    It’s always a fine line to acknowledge the truth in stereotypes while remembering that the stereotypes don’t apply to all the people in the group. Thanks for making me think this one out a little more!

  4. […] Found at Laurie Toby Edison’s Body Impolitic. […]

  5. Nico says:

    I think it just felt like a rather unnecessary correlation – dating straight men isn’t going to make it problematic for your body image, but dating men who are overly concerned with it is. Taking them seriously. Believe them, might.

    And I guess I am to say, it is probably more the fault of men (and women) behind advertising/media and the greater culture at least that would degrade a person’s POV and self-image in the first place to make women consider that their potential SO’s views (which have undoubtably been shaped by said culture) as viable and not stand up and brush someone (men/women) off if told to feel bad about how they look.

    It is a complicated problem, one that has no good source and one that I think can’t be whittled down into a statement about who we choose to date. As people with sexualities, things that we have little to no control over in our choice, how is it right to paint those men who seek out women as being more a problem rather than those men who choose to following the prevailing attitudes that both men and women in our culture hold and accept in their lives?

    It does go both ways. A lot of women accept and do not challenge these notions and a lot of men do not either. A lot of girls at earlier ages are far more vicious and cruel towards other girl’s bodies than boys are.

    It is a problem we as people, not necessarily women or men, must do some thinking about.

    Thanks for the response, Debbie!

  6. Actually, I’ve noticed — anecdotally, but anecdotally via working with thousands and thousands of young women and men — that the results of that survey do hold fast. Too, it correlates pretty precisely with rates of cosmetic surgery amoung those populations, as the rate of who gets it most goes straight women, gay men, straight men, lesbian women.

    And for the youngest straight women — at the ages where they’re really forming their body image and identity — pervasive beauty standards held by heterosexual culture most certainly do have a profound effect. So, I don’t think it’s so much an issue of one woman dating stright men as it is heterosexual women being far more concerned with male approval/opinion per their appearance overall, and with the standards set by hetero culture.

    Obviously not some huge proof of anything, but I can say that over the years, I have yet to deal with even one young lesbian woman with the kinds of profound body image problems the hetero girls come in droves with, sparing when we’re talking about trans issues (which one could make a compelling argument for considering as different, and one could also make a compelling argument for being the same).

    So, I saw the study, and I have to say, what came out of my mouth was simply, “Yeah, knew that.”

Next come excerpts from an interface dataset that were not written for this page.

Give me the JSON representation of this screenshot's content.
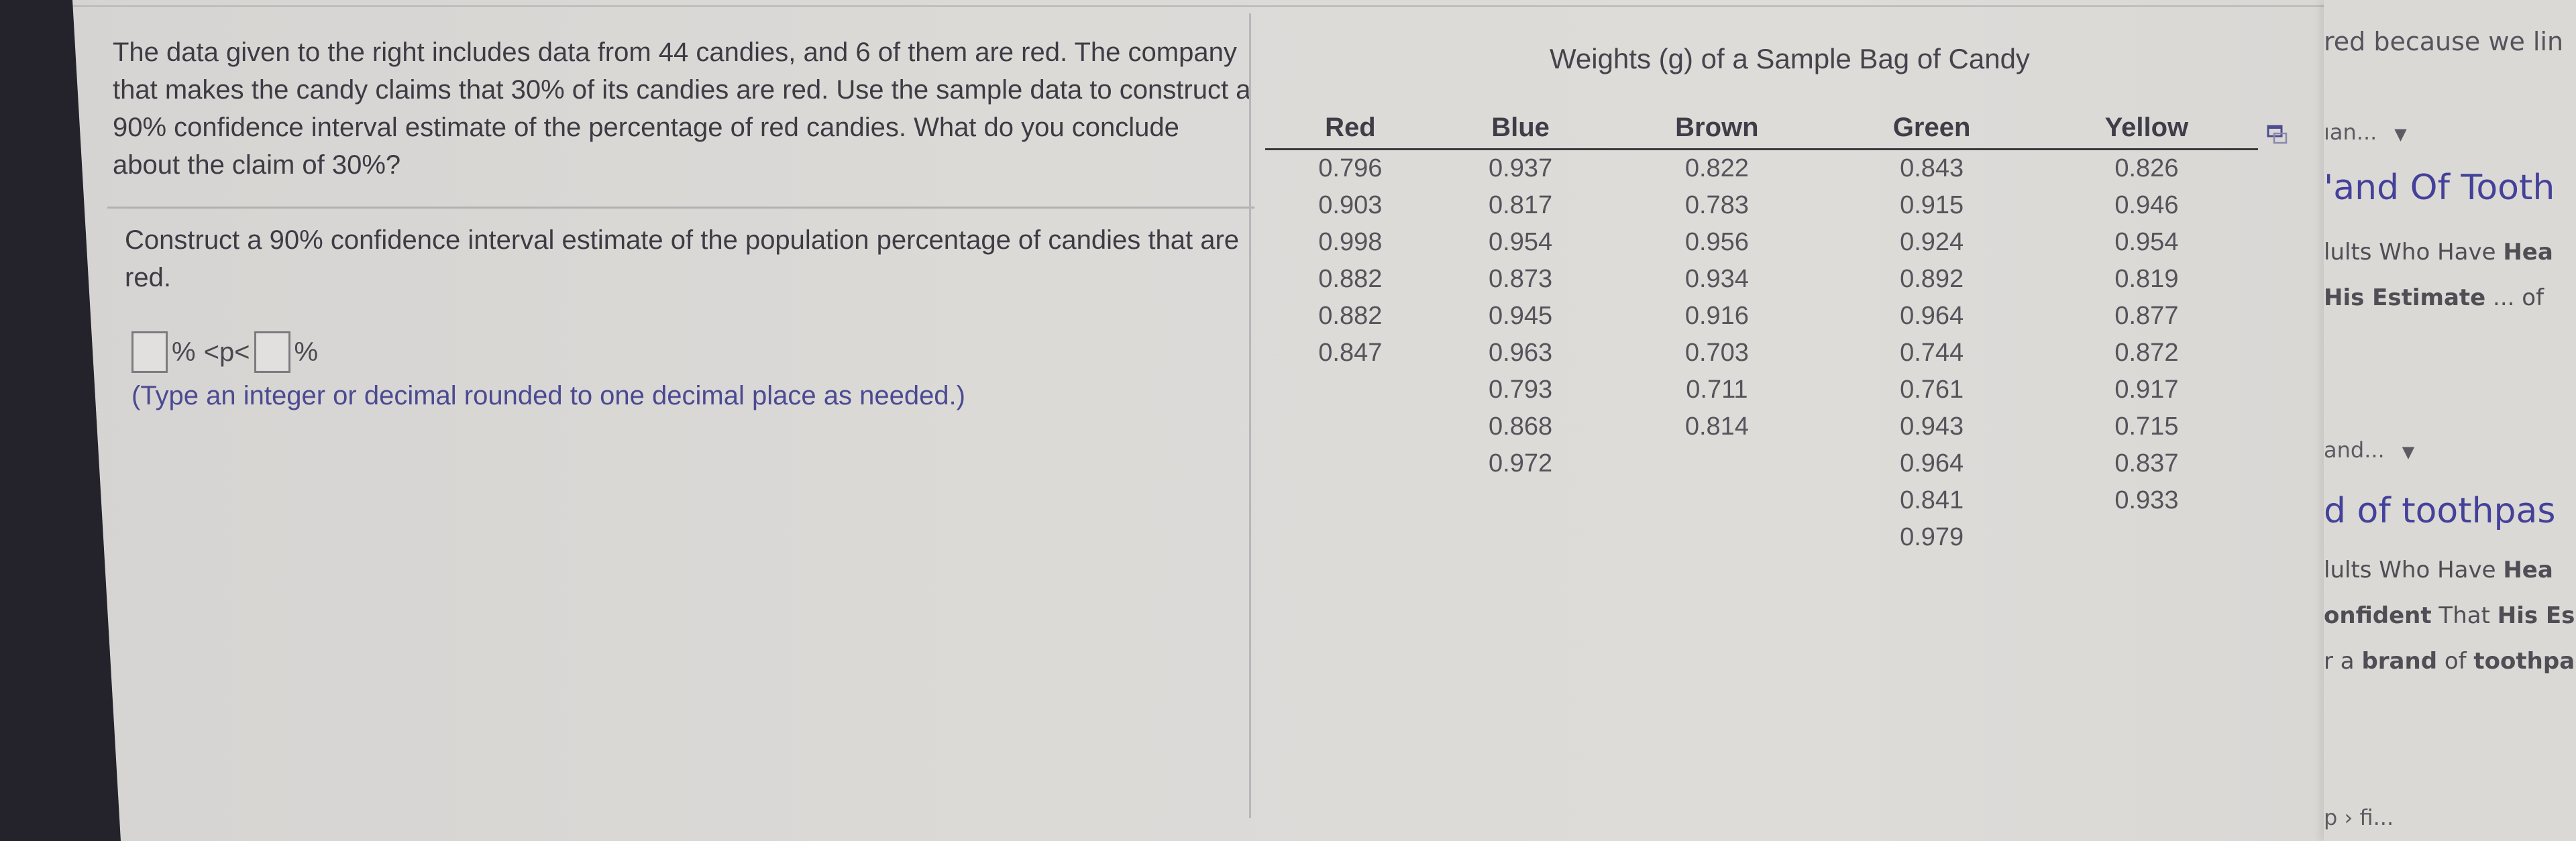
{
  "question": {
    "text": "The data given to the right includes data from 44 candies, and 6 of them are red. The company that makes the candy claims that 30% of its candies are red. Use the sample data to construct a 90% confidence interval estimate of the percentage of red candies. What do you conclude about the claim of 30%?",
    "prompt": "Construct a 90% confidence interval estimate of the population percentage of candies that are red.",
    "answer": {
      "lower_value": "",
      "upper_value": "",
      "percent_sign": "%",
      "middle": "<p<"
    },
    "hint": "(Type an integer or decimal rounded to one decimal place as needed.)"
  },
  "table": {
    "title": "Weights (g) of a Sample Bag of Candy",
    "columns": [
      "Red",
      "Blue",
      "Brown",
      "Green",
      "Yellow"
    ],
    "data": {
      "Red": [
        "0.796",
        "0.903",
        "0.998",
        "0.882",
        "0.882",
        "0.847"
      ],
      "Blue": [
        "0.937",
        "0.817",
        "0.954",
        "0.873",
        "0.945",
        "0.963",
        "0.793",
        "0.868",
        "0.972"
      ],
      "Brown": [
        "0.822",
        "0.783",
        "0.956",
        "0.934",
        "0.916",
        "0.703",
        "0.711",
        "0.814"
      ],
      "Green": [
        "0.843",
        "0.915",
        "0.924",
        "0.892",
        "0.964",
        "0.744",
        "0.761",
        "0.943",
        "0.964",
        "0.841",
        "0.979"
      ],
      "Yellow": [
        "0.826",
        "0.946",
        "0.954",
        "0.819",
        "0.877",
        "0.872",
        "0.917",
        "0.715",
        "0.837",
        "0.933"
      ]
    },
    "popout_icon": "popout-window-icon"
  },
  "side_panel": {
    "line1": "red because we lin",
    "dropdown1": "ıan...",
    "link1": "'and Of Tooth",
    "line2a": "lults Who Have ",
    "line2b": "Hea",
    "line3a": "His Estimate",
    "line3b": " ... of",
    "dropdown2": "and...",
    "link2": "d of toothpas",
    "line4a": "lults Who Have ",
    "line4b": "Hea",
    "line5a": "onfident",
    "line5b": " That ",
    "line5c": "His Es",
    "line6a": "r a ",
    "line6b": "brand",
    "line6c": " of ",
    "line6d": "toothpa",
    "breadcrumb": "p › fi..."
  }
}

  7. holly r. says:

    I do not buy that Keira Knightley comes by her body naturally. Look up pictures of her. This one is particularly scary:

    Looks like someone has “naturally” dropped 20 lbs. since Bend it Like Beckham.
    No wonder she has become a poster-girl for pro-ana sites.

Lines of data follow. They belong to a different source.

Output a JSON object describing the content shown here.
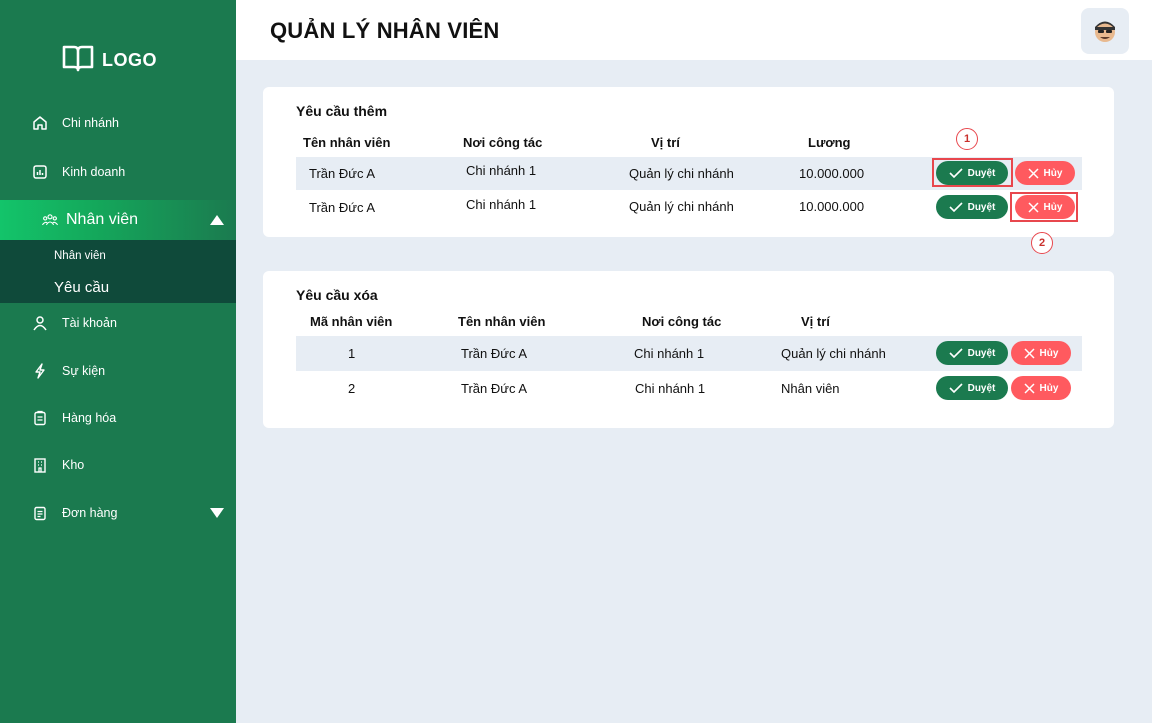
{
  "sidebar": {
    "logo": "LOGO",
    "items": [
      {
        "label": "Chi nhánh",
        "icon": "home-icon"
      },
      {
        "label": "Kinh doanh",
        "icon": "chart-icon"
      },
      {
        "label": "Nhân viên",
        "icon": "users-icon",
        "active": true
      },
      {
        "label": "Tài khoản",
        "icon": "user-account-icon"
      },
      {
        "label": "Sự kiện",
        "icon": "lightning-icon"
      },
      {
        "label": "Hàng hóa",
        "icon": "clipboard-icon"
      },
      {
        "label": "Kho",
        "icon": "building-icon"
      },
      {
        "label": "Đơn hàng",
        "icon": "list-icon"
      }
    ],
    "submenu": [
      "Nhân viên",
      "Yêu cầu"
    ]
  },
  "header": {
    "title": "QUẢN LÝ NHÂN VIÊN"
  },
  "add_requests": {
    "title": "Yêu cầu thêm",
    "columns": [
      "Tên nhân viên",
      "Nơi công tác",
      "Vị trí",
      "Lương"
    ],
    "rows": [
      {
        "name": "Trần Đức A",
        "branch": "Chi nhánh 1",
        "position": "Quản lý chi nhánh",
        "salary": "10.000.000"
      },
      {
        "name": "Trần Đức A",
        "branch": "Chi nhánh 1",
        "position": "Quản lý chi nhánh",
        "salary": "10.000.000"
      }
    ]
  },
  "delete_requests": {
    "title": "Yêu cầu xóa",
    "columns": [
      "Mã nhân viên",
      "Tên nhân viên",
      "Nơi công tác",
      "Vị trí"
    ],
    "rows": [
      {
        "id": "1",
        "name": "Trần Đức A",
        "branch": "Chi nhánh 1",
        "position": "Quản lý chi nhánh"
      },
      {
        "id": "2",
        "name": "Trần Đức A",
        "branch": "Chi nhánh 1",
        "position": "Nhân viên"
      }
    ]
  },
  "buttons": {
    "approve": "Duyệt",
    "reject": "Hủy"
  },
  "markers": [
    "1",
    "2"
  ],
  "colors": {
    "sidebar": "#1b7a4f",
    "approve": "#1b7a4f",
    "reject": "#ff5a5f",
    "highlight": "#e8474d",
    "background": "#e7edf4"
  }
}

  8. Jackie says:

    Ok the Keira Knightley photo. First of all, what designer thought of putting a dress that requires one have a bosom on someone who obviously doesn’t? Or is flaunting the fact you don’t have any chest the new trend now?

    Also, I feel as an actress who’s had the chance to work with two of the sexiest men, in acting now. Johnny Depp, and Jonathan Rhys-Meyers. She really has no right to complain, about anything.

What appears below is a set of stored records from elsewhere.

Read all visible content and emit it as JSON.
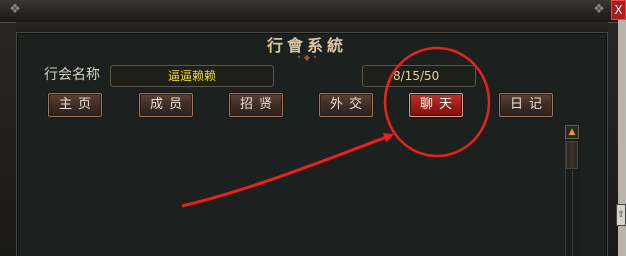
{
  "window": {
    "title": "行會系統",
    "close_label": "X",
    "corner_ornament": "❖",
    "title_ornament": "• ◆ •"
  },
  "guild": {
    "name_label": "行会名称",
    "name_value": "逼逼赖赖",
    "member_count": "8/15/50"
  },
  "tabs": [
    {
      "label": "主页",
      "active": false
    },
    {
      "label": "成员",
      "active": false
    },
    {
      "label": "招贤",
      "active": false
    },
    {
      "label": "外交",
      "active": false
    },
    {
      "label": "聊天",
      "active": true
    },
    {
      "label": "日记",
      "active": false
    }
  ],
  "scrollbar": {
    "up_icon": "▲"
  },
  "side": {
    "knob_icon": "⇧"
  },
  "colors": {
    "annotation": "#e8231c",
    "active_tab": "#b02820",
    "value_text": "#f0d52c"
  }
}
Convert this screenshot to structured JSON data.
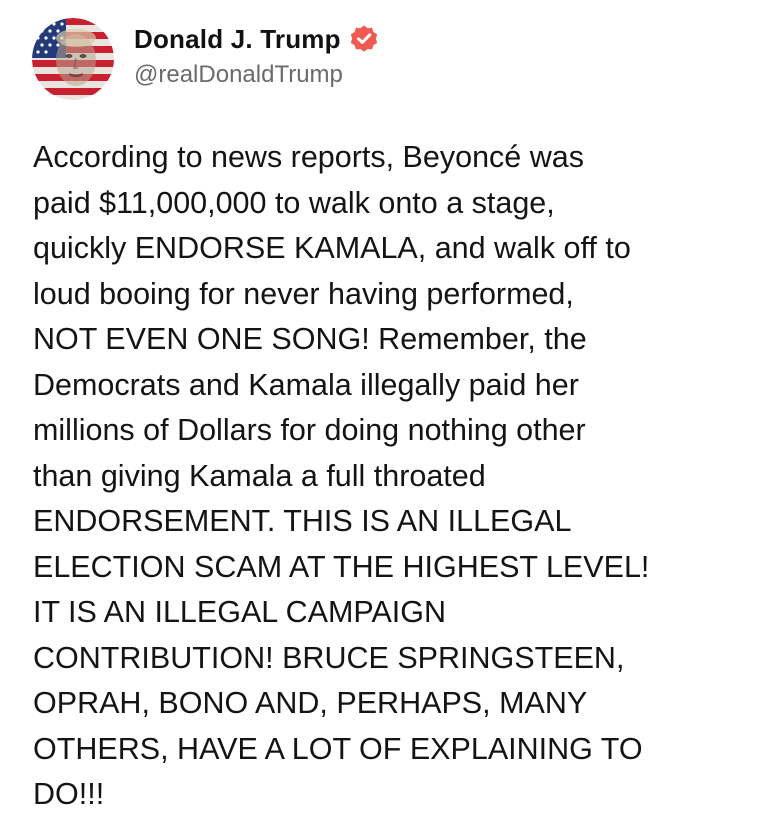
{
  "author": {
    "display_name": "Donald J. Trump",
    "handle": "@realDonaldTrump",
    "verified": true,
    "verified_color": "#f05a4f"
  },
  "post": {
    "text": "According to news reports, Beyoncé was\npaid $11,000,000 to walk onto a stage,\nquickly ENDORSE KAMALA, and walk off to\nloud booing for never having performed,\nNOT EVEN ONE SONG! Remember, the\nDemocrats and Kamala illegally paid her\nmillions of Dollars for doing nothing other\nthan giving Kamala a full throated\nENDORSEMENT. THIS IS AN ILLEGAL\nELECTION SCAM AT THE HIGHEST LEVEL!\nIT IS AN ILLEGAL CAMPAIGN\nCONTRIBUTION! BRUCE SPRINGSTEEN,\nOPRAH, BONO AND, PERHAPS, MANY\nOTHERS, HAVE A LOT OF EXPLAINING TO\nDO!!!"
  },
  "icons": {
    "avatar": "flag-portrait-avatar",
    "verified": "verified-badge-icon"
  },
  "colors": {
    "text": "#141414",
    "handle": "#6b6b6b",
    "background": "#ffffff"
  }
}
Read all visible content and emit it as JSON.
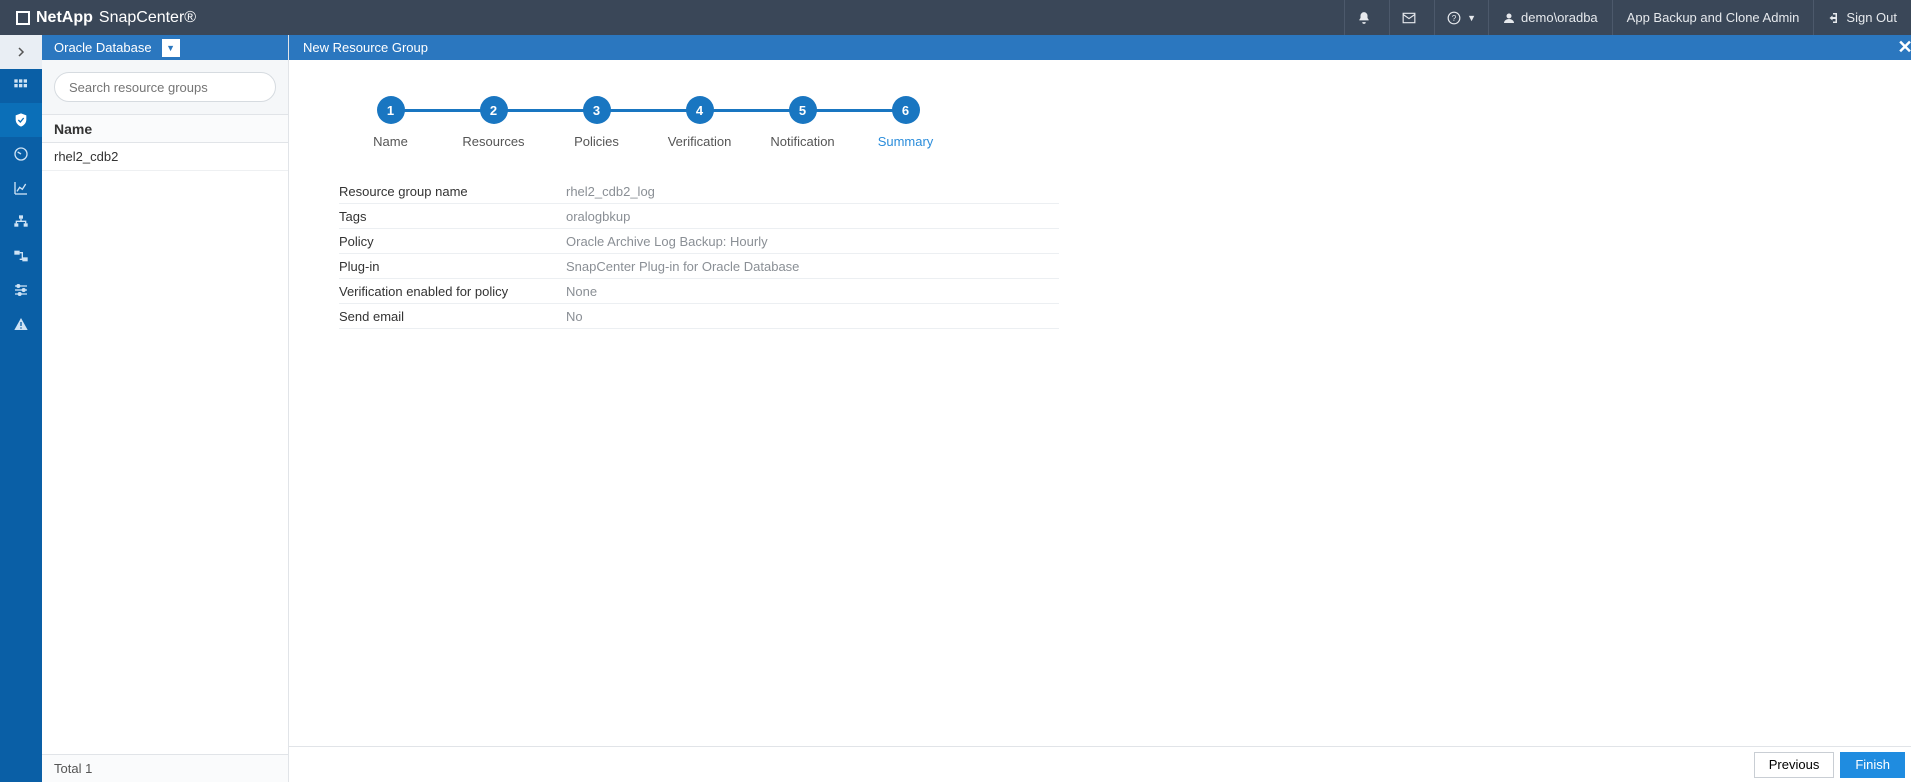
{
  "header": {
    "brand_a": "NetApp",
    "brand_b": "SnapCenter®",
    "user": "demo\\oradba",
    "role": "App Backup and Clone Admin",
    "signout": "Sign Out"
  },
  "list": {
    "crumb": "Oracle Database",
    "search_placeholder": "Search resource groups",
    "header": "Name",
    "rows": [
      "rhel2_cdb2"
    ],
    "total_label": "Total 1"
  },
  "wizard": {
    "title": "New Resource Group",
    "steps": [
      {
        "n": "1",
        "label": "Name"
      },
      {
        "n": "2",
        "label": "Resources"
      },
      {
        "n": "3",
        "label": "Policies"
      },
      {
        "n": "4",
        "label": "Verification"
      },
      {
        "n": "5",
        "label": "Notification"
      },
      {
        "n": "6",
        "label": "Summary"
      }
    ],
    "active_step_index": 5,
    "summary": [
      {
        "k": "Resource group name",
        "v": "rhel2_cdb2_log"
      },
      {
        "k": "Tags",
        "v": "oralogbkup"
      },
      {
        "k": "Policy",
        "v": "Oracle Archive Log Backup: Hourly"
      },
      {
        "k": "Plug-in",
        "v": "SnapCenter Plug-in for Oracle Database"
      },
      {
        "k": "Verification enabled for policy",
        "v": "None"
      },
      {
        "k": "Send email",
        "v": "No"
      }
    ],
    "buttons": {
      "prev": "Previous",
      "finish": "Finish"
    }
  },
  "colors": {
    "brand_blue": "#1f8ce0",
    "rail_blue": "#0a5fa6",
    "header_dark": "#3a4758"
  }
}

  9. Frank fernandis says:

    As people with sexualities, things that we have little to no control over in
    our choice, how is it right to paint those men who seek out women as being more a problem rather than those men who choose to following the prevailing attitudes that both men and women in our culture hold and accept in their lives?